To see search engine referrals, look for a chart or graph called “Search Engines” within your site statistics.
8. Search Phrases
This topic is related to search engine referrals generally, but gives added insight into what terms you were actually found for in the search engines. Do these terms match what your site was optimized for? Are there any surprising terms that you might want to develop site content for? Some log file analysis programs will even break down what specific phrases your site was found for in which particular search engines. The more detailed the data you have, the more closely you can tweak your optimization campaign to your precise market.
To see the search phrases your site was found for, look for “Search Phrases” or “Search Phrases by “Search Engine”.
9. Landing pages for PCC Campaigns, etc.
If you run a pay-per-click campaign or dedicate specific pages to advertising product specials, you may use special landing pages or tracking ids to monitor your traffic and conversions. Your site logs can help you track these by showing you how many visitors they each had and what they did after they visited those pages.
10. Metric values that show a radical change from developing trends
Any site metrics that show a dramatic change from one month to the next could pin-point a problem with your site or with your optimization campaign. For example, if your search engine referrals have dropped dramatically, it could indicate that you have been penalized in a search engine (or more than one). Noticing changing trends early gives you the chance to investigate problem areas and make adjustments if necessary.
Please note that all log file analysis and site statistics programs are different and use slightly different terms to describe the metrics listed above. If you’re confused, ask your site admin or hosting provider to highlight these for you.

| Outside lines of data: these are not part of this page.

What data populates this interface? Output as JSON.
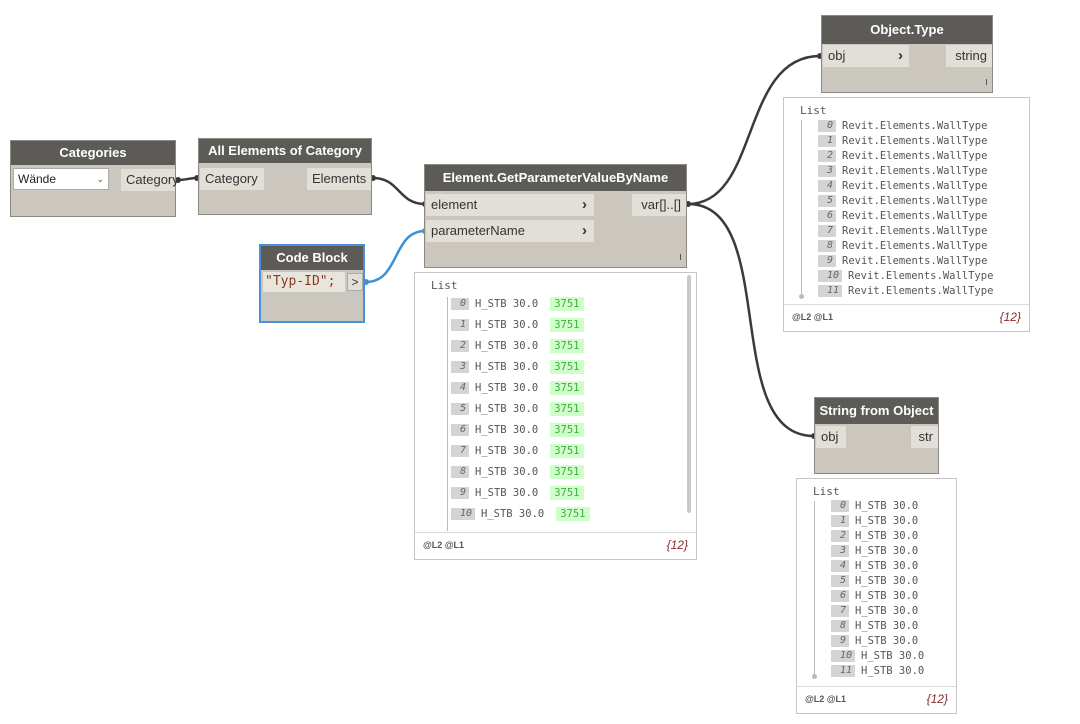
{
  "nodes": {
    "categories": {
      "title": "Categories",
      "dropdown_value": "Wände",
      "output": "Category"
    },
    "all_elements": {
      "title": "All Elements of Category",
      "input": "Category",
      "output": "Elements"
    },
    "get_param": {
      "title": "Element.GetParameterValueByName",
      "input_1": "element",
      "input_2": "parameterName",
      "output": "var[]..[]"
    },
    "code_block": {
      "title": "Code Block",
      "code": "\"Typ-ID\";",
      "output": ">"
    },
    "object_type": {
      "title": "Object.Type",
      "input": "obj",
      "output": "string"
    },
    "string_from_object": {
      "title": "String from Object",
      "input": "obj",
      "output": "str"
    }
  },
  "previews": {
    "get_param": {
      "title": "List",
      "levels": "@L2 @L1",
      "count": "{12}",
      "rows": [
        {
          "i": "0",
          "v": "H_STB 30.0",
          "n": "3751"
        },
        {
          "i": "1",
          "v": "H_STB 30.0",
          "n": "3751"
        },
        {
          "i": "2",
          "v": "H_STB 30.0",
          "n": "3751"
        },
        {
          "i": "3",
          "v": "H_STB 30.0",
          "n": "3751"
        },
        {
          "i": "4",
          "v": "H_STB 30.0",
          "n": "3751"
        },
        {
          "i": "5",
          "v": "H_STB 30.0",
          "n": "3751"
        },
        {
          "i": "6",
          "v": "H_STB 30.0",
          "n": "3751"
        },
        {
          "i": "7",
          "v": "H_STB 30.0",
          "n": "3751"
        },
        {
          "i": "8",
          "v": "H_STB 30.0",
          "n": "3751"
        },
        {
          "i": "9",
          "v": "H_STB 30.0",
          "n": "3751"
        },
        {
          "i": "10",
          "v": "H_STB 30.0",
          "n": "3751"
        }
      ]
    },
    "object_type": {
      "title": "List",
      "levels": "@L2 @L1",
      "count": "{12}",
      "rows": [
        {
          "i": "0",
          "v": "Revit.Elements.WallType"
        },
        {
          "i": "1",
          "v": "Revit.Elements.WallType"
        },
        {
          "i": "2",
          "v": "Revit.Elements.WallType"
        },
        {
          "i": "3",
          "v": "Revit.Elements.WallType"
        },
        {
          "i": "4",
          "v": "Revit.Elements.WallType"
        },
        {
          "i": "5",
          "v": "Revit.Elements.WallType"
        },
        {
          "i": "6",
          "v": "Revit.Elements.WallType"
        },
        {
          "i": "7",
          "v": "Revit.Elements.WallType"
        },
        {
          "i": "8",
          "v": "Revit.Elements.WallType"
        },
        {
          "i": "9",
          "v": "Revit.Elements.WallType"
        },
        {
          "i": "10",
          "v": "Revit.Elements.WallType"
        },
        {
          "i": "11",
          "v": "Revit.Elements.WallType"
        }
      ]
    },
    "string_from_object": {
      "title": "List",
      "levels": "@L2 @L1",
      "count": "{12}",
      "rows": [
        {
          "i": "0",
          "v": "H_STB 30.0"
        },
        {
          "i": "1",
          "v": "H_STB 30.0"
        },
        {
          "i": "2",
          "v": "H_STB 30.0"
        },
        {
          "i": "3",
          "v": "H_STB 30.0"
        },
        {
          "i": "4",
          "v": "H_STB 30.0"
        },
        {
          "i": "5",
          "v": "H_STB 30.0"
        },
        {
          "i": "6",
          "v": "H_STB 30.0"
        },
        {
          "i": "7",
          "v": "H_STB 30.0"
        },
        {
          "i": "8",
          "v": "H_STB 30.0"
        },
        {
          "i": "9",
          "v": "H_STB 30.0"
        },
        {
          "i": "10",
          "v": "H_STB 30.0"
        },
        {
          "i": "11",
          "v": "H_STB 30.0"
        }
      ]
    }
  },
  "colors": {
    "header": "#5d5b57",
    "node_body": "#cbc6be",
    "selected": "#4a90d9",
    "wire": "#3a3a3a",
    "wire_selected": "#3d8fd6",
    "value_highlight": "#cfffc9"
  }
}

Remember, your log files are gold mines filled with nuggets of information about your optimized web site. If you keep digging on a regular basis, you’ll eventually strike it rich with success.